--- INPUT DATA ---

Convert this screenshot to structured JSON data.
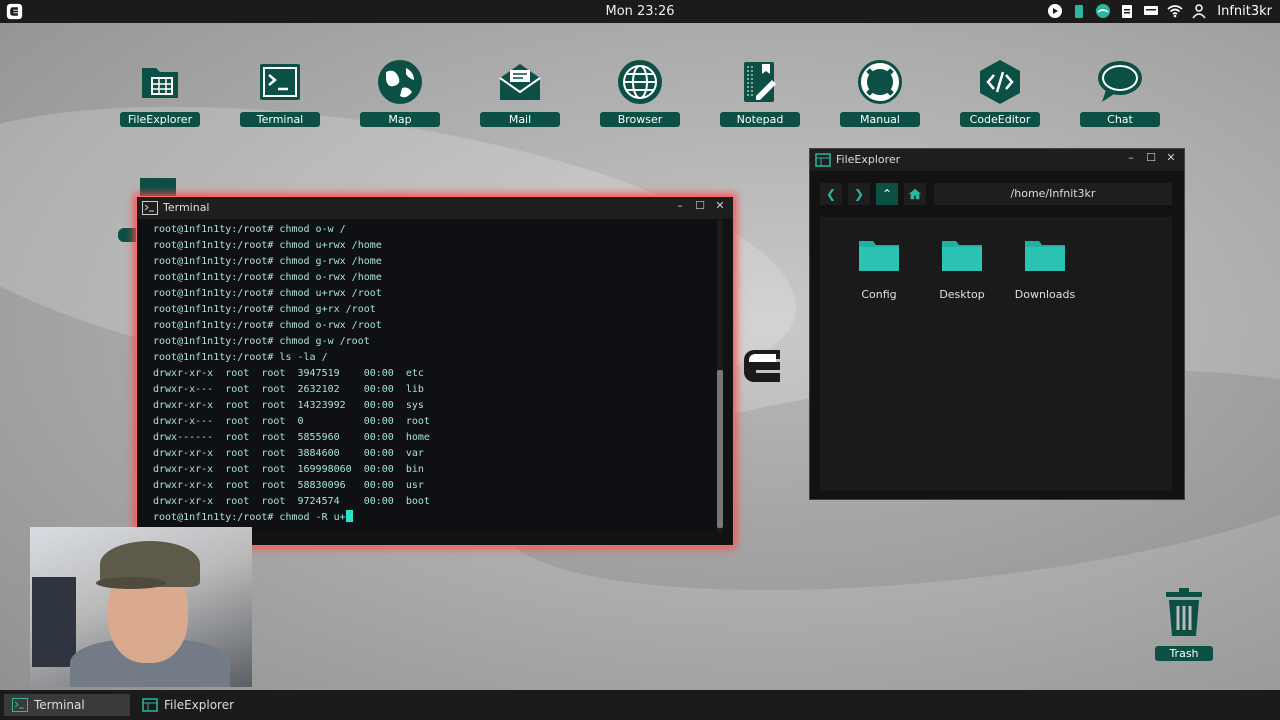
{
  "topbar": {
    "clock": "Mon 23:26",
    "username": "Infnit3kr"
  },
  "desktop_icons": [
    {
      "label": "FileExplorer",
      "icon": "file-explorer-icon"
    },
    {
      "label": "Terminal",
      "icon": "terminal-icon"
    },
    {
      "label": "Map",
      "icon": "globe-map-icon"
    },
    {
      "label": "Mail",
      "icon": "mail-icon"
    },
    {
      "label": "Browser",
      "icon": "browser-globe-icon"
    },
    {
      "label": "Notepad",
      "icon": "notepad-icon"
    },
    {
      "label": "Manual",
      "icon": "lifebuoy-icon"
    },
    {
      "label": "CodeEditor",
      "icon": "code-editor-icon"
    },
    {
      "label": "Chat",
      "icon": "chat-bubble-icon"
    }
  ],
  "terminal": {
    "title": "Terminal",
    "lines": [
      "root@1nf1n1ty:/root# chmod o-w /",
      "root@1nf1n1ty:/root# chmod u+rwx /home",
      "root@1nf1n1ty:/root# chmod g-rwx /home",
      "root@1nf1n1ty:/root# chmod o-rwx /home",
      "root@1nf1n1ty:/root# chmod u+rwx /root",
      "root@1nf1n1ty:/root# chmod g+rx /root",
      "root@1nf1n1ty:/root# chmod o-rwx /root",
      "root@1nf1n1ty:/root# chmod g-w /root",
      "root@1nf1n1ty:/root# ls -la /",
      "drwxr-xr-x  root  root  3947519    00:00  etc",
      "drwxr-x---  root  root  2632102    00:00  lib",
      "drwxr-xr-x  root  root  14323992   00:00  sys",
      "drwxr-x---  root  root  0          00:00  root",
      "drwx------  root  root  5855960    00:00  home",
      "drwxr-xr-x  root  root  3884600    00:00  var",
      "drwxr-xr-x  root  root  169998060  00:00  bin",
      "drwxr-xr-x  root  root  58830096   00:00  usr",
      "drwxr-xr-x  root  root  9724574    00:00  boot"
    ],
    "current_input": "root@1nf1n1ty:/root# chmod -R u+"
  },
  "file_explorer": {
    "title": "FileExplorer",
    "path": "/home/Infnit3kr",
    "folders": [
      "Config",
      "Desktop",
      "Downloads"
    ]
  },
  "trash": {
    "label": "Trash"
  },
  "taskbar": [
    {
      "label": "Terminal",
      "active": true
    },
    {
      "label": "FileExplorer",
      "active": false
    }
  ],
  "colors": {
    "accent": "#0c4f44",
    "teal": "#2ab6a0",
    "terminal_glow": "#ff4a4a"
  }
}
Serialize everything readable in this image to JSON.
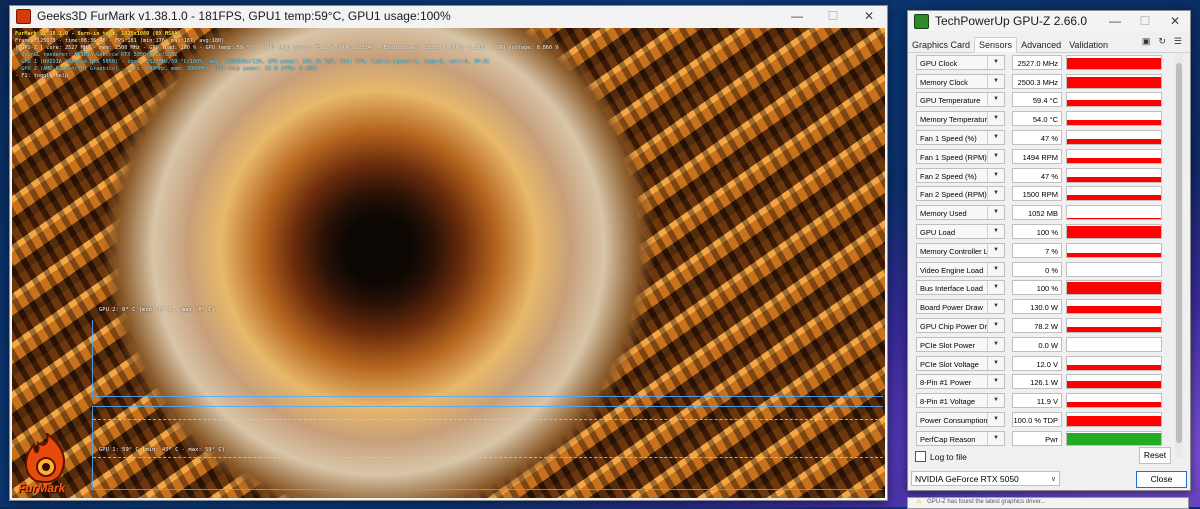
{
  "furmark": {
    "title": "Geeks3D FurMark v1.38.1.0 - 181FPS, GPU1 temp:59°C, GPU1 usage:100%",
    "osd": [
      {
        "text": "FurMark v1.38.1.0 - Burn-in test, 1920x1080 (0X MSAA)",
        "color": "y"
      },
      {
        "text": "Frames:125073 - time:08:36:46 - FPS:181 (min:176, max:187, avg:180)",
        "color": "w"
      },
      {
        "text": "[ GPU-Z ] core: 2527 MHz - mem: 2500 MHz - GPU load: 100 % - GPU temp: 59 ° C - GPU chip power: 78.2 W (PPW: 2.314) - Board power: 130.8 W (PPW: 1.392) - GPU voltage: 0.860 V",
        "color": "w"
      },
      {
        "text": "- OpenGL renderer: NVIDIA GeForce RTX 5050/PCIe/SSE2",
        "color": "c"
      },
      {
        "text": "- GPU 1 (NVIDIA GeForce RTX 5050) - core: 2527MHz/59 °C/100%, mem: 10001MHz/12%, GPU power: 100.1% TDP, fan: 47%, limits:[power:1, temp:0, volt:0, OV:0]",
        "color": "c"
      },
      {
        "text": "- GPU 2 (AMD Radeon(TM) Graphics) - core: 600MHz, mem: 3000MHz, GPU chip power: 33 W (PPW: 5.485)",
        "color": "c"
      },
      {
        "text": "- F1: toggle help",
        "color": "w"
      }
    ],
    "graph1_label": "GPU 2: 0° C (min: 0° C - max: 0° C)",
    "graph2_label": "GPU 1: 59° C (min: 45° C - max: 59° C)",
    "logo_text": "FurMark"
  },
  "gpuz": {
    "title": "TechPowerUp GPU-Z 2.66.0",
    "tabs": [
      "Graphics Card",
      "Sensors",
      "Advanced",
      "Validation"
    ],
    "active_tab": "Sensors",
    "sensors": [
      {
        "label": "GPU Clock",
        "value": "2527.0 MHz",
        "fill": 0.88,
        "color": "#ff0000"
      },
      {
        "label": "Memory Clock",
        "value": "2500.3 MHz",
        "fill": 0.88,
        "color": "#ff0000"
      },
      {
        "label": "GPU Temperature",
        "value": "59.4 °C",
        "fill": 0.5,
        "color": "#ff0000"
      },
      {
        "label": "Memory Temperature",
        "value": "54.0 °C",
        "fill": 0.45,
        "color": "#ff0000"
      },
      {
        "label": "Fan 1 Speed (%)",
        "value": "47 %",
        "fill": 0.45,
        "color": "#ff0000"
      },
      {
        "label": "Fan 1 Speed (RPM)",
        "value": "1494 RPM",
        "fill": 0.45,
        "color": "#ff0000"
      },
      {
        "label": "Fan 2 Speed (%)",
        "value": "47 %",
        "fill": 0.45,
        "color": "#ff0000"
      },
      {
        "label": "Fan 2 Speed (RPM)",
        "value": "1500 RPM",
        "fill": 0.45,
        "color": "#ff0000"
      },
      {
        "label": "Memory Used",
        "value": "1052 MB",
        "fill": 0.12,
        "color": "#ff0000"
      },
      {
        "label": "GPU Load",
        "value": "100 %",
        "fill": 1.0,
        "color": "#ff0000"
      },
      {
        "label": "Memory Controller Load",
        "value": "7 %",
        "fill": 0.3,
        "color": "#ff0000"
      },
      {
        "label": "Video Engine Load",
        "value": "0 %",
        "fill": 0.0,
        "color": "#ff0000"
      },
      {
        "label": "Bus Interface Load",
        "value": "100 %",
        "fill": 1.0,
        "color": "#ff0000"
      },
      {
        "label": "Board Power Draw",
        "value": "130.0 W",
        "fill": 0.6,
        "color": "#ff0000"
      },
      {
        "label": "GPU Chip Power Draw",
        "value": "78.2 W",
        "fill": 0.45,
        "color": "#ff0000"
      },
      {
        "label": "PCIe Slot Power",
        "value": "0.0 W",
        "fill": 0.0,
        "color": "#ff0000"
      },
      {
        "label": "PCIe Slot Voltage",
        "value": "12.0 V",
        "fill": 0.45,
        "color": "#ff0000"
      },
      {
        "label": "8-Pin #1 Power",
        "value": "126.1 W",
        "fill": 0.55,
        "color": "#ff0000"
      },
      {
        "label": "8-Pin #1 Voltage",
        "value": "11.9 V",
        "fill": 0.45,
        "color": "#ff0000"
      },
      {
        "label": "Power Consumption (%)",
        "value": "100.0 % TDP",
        "fill": 0.85,
        "color": "#ff0000"
      },
      {
        "label": "PerfCap Reason",
        "value": "Pwr",
        "fill": 1.0,
        "color": "#22aa22"
      }
    ],
    "log_to_file": "Log to file",
    "reset": "Reset",
    "device": "NVIDIA GeForce RTX 5050",
    "close": "Close"
  },
  "notification": "GPU-Z has found the latest graphics driver..."
}
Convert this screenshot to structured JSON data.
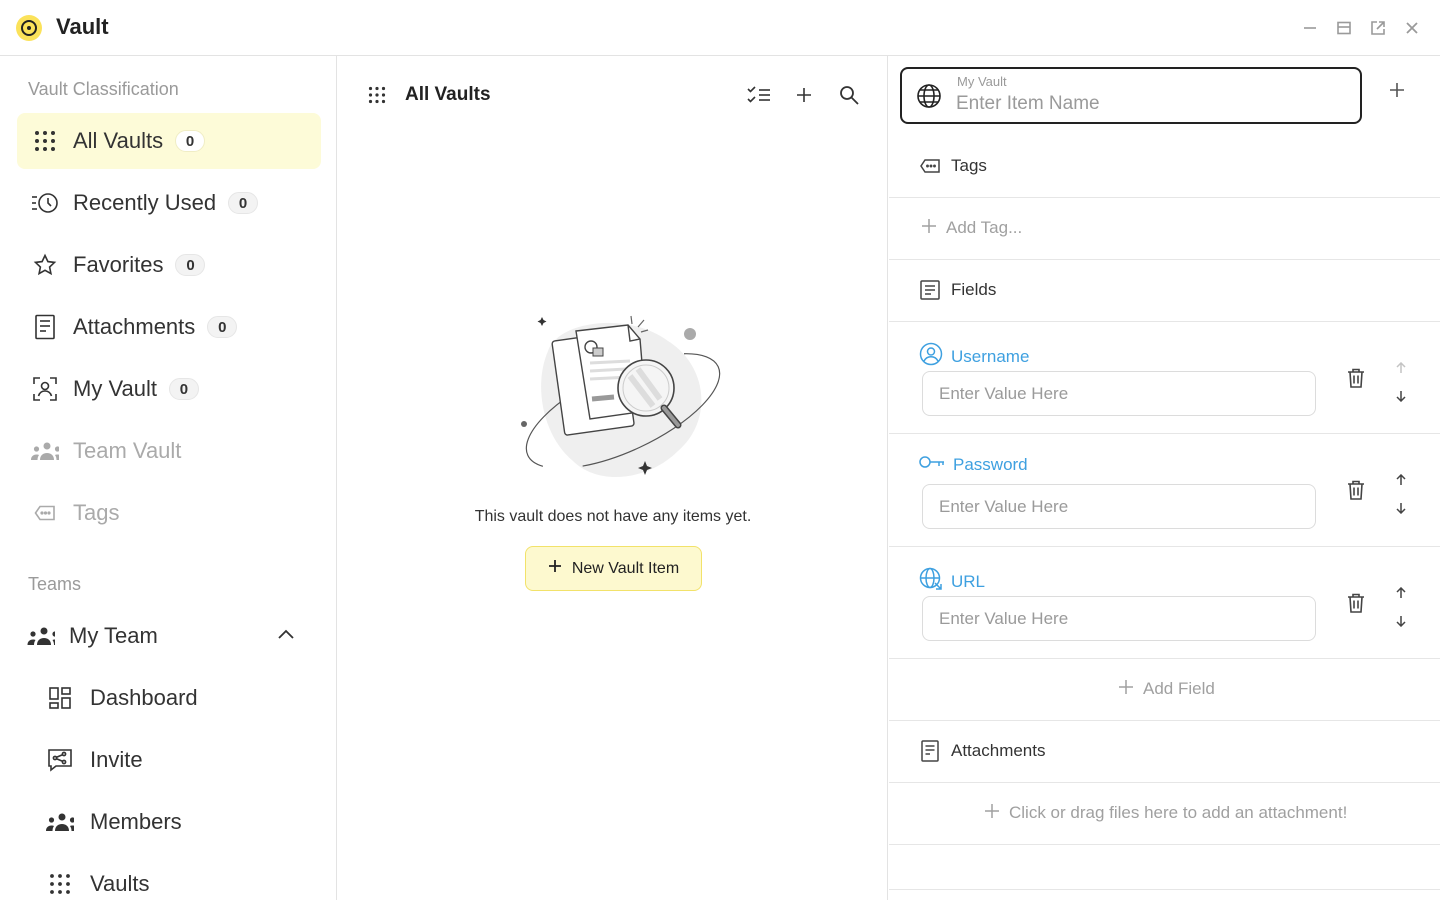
{
  "app": {
    "title": "Vault"
  },
  "sidebar": {
    "classification_label": "Vault Classification",
    "items": [
      {
        "label": "All Vaults",
        "count": "0",
        "icon": "grid-dots-icon"
      },
      {
        "label": "Recently Used",
        "count": "0",
        "icon": "recent-clock-icon"
      },
      {
        "label": "Favorites",
        "count": "0",
        "icon": "star-icon"
      },
      {
        "label": "Attachments",
        "count": "0",
        "icon": "document-icon"
      },
      {
        "label": "My Vault",
        "count": "0",
        "icon": "user-scan-icon"
      },
      {
        "label": "Team Vault",
        "icon": "team-icon"
      },
      {
        "label": "Tags",
        "icon": "tag-icon"
      }
    ],
    "teams_label": "Teams",
    "team": {
      "name": "My Team",
      "sub_items": [
        {
          "label": "Dashboard",
          "icon": "dashboard-icon"
        },
        {
          "label": "Invite",
          "icon": "share-icon"
        },
        {
          "label": "Members",
          "icon": "members-icon"
        },
        {
          "label": "Vaults",
          "icon": "grid-dots-icon"
        }
      ]
    }
  },
  "middle": {
    "title": "All Vaults",
    "empty_text": "This vault does not have any items yet.",
    "new_button": "New Vault Item"
  },
  "editor": {
    "vault_label": "My Vault",
    "name_placeholder": "Enter Item Name",
    "tags_label": "Tags",
    "add_tag": "Add Tag...",
    "fields_label": "Fields",
    "fields": [
      {
        "label": "Username",
        "placeholder": "Enter Value Here",
        "icon": "user-circle-icon"
      },
      {
        "label": "Password",
        "placeholder": "Enter Value Here",
        "icon": "key-icon"
      },
      {
        "label": "URL",
        "placeholder": "Enter Value Here",
        "icon": "globe-link-icon"
      }
    ],
    "add_field": "Add Field",
    "attachments_label": "Attachments",
    "attachment_hint": "Click or drag files here to add an attachment!"
  },
  "colors": {
    "accent_yellow": "#fbe25a",
    "active_bg": "#fdfbd8",
    "field_blue": "#3ea0e0"
  }
}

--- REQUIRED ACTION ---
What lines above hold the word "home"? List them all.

--- RESPONSE ---
      "root@1nf1n1ty:/root# chmod u+rwx /home",
      "root@1nf1n1ty:/root# chmod g-rwx /home",
      "root@1nf1n1ty:/root# chmod o-rwx /home",
      "drwx------  root  root  5855960    00:00  home",
    "path": "/home/Infnit3kr",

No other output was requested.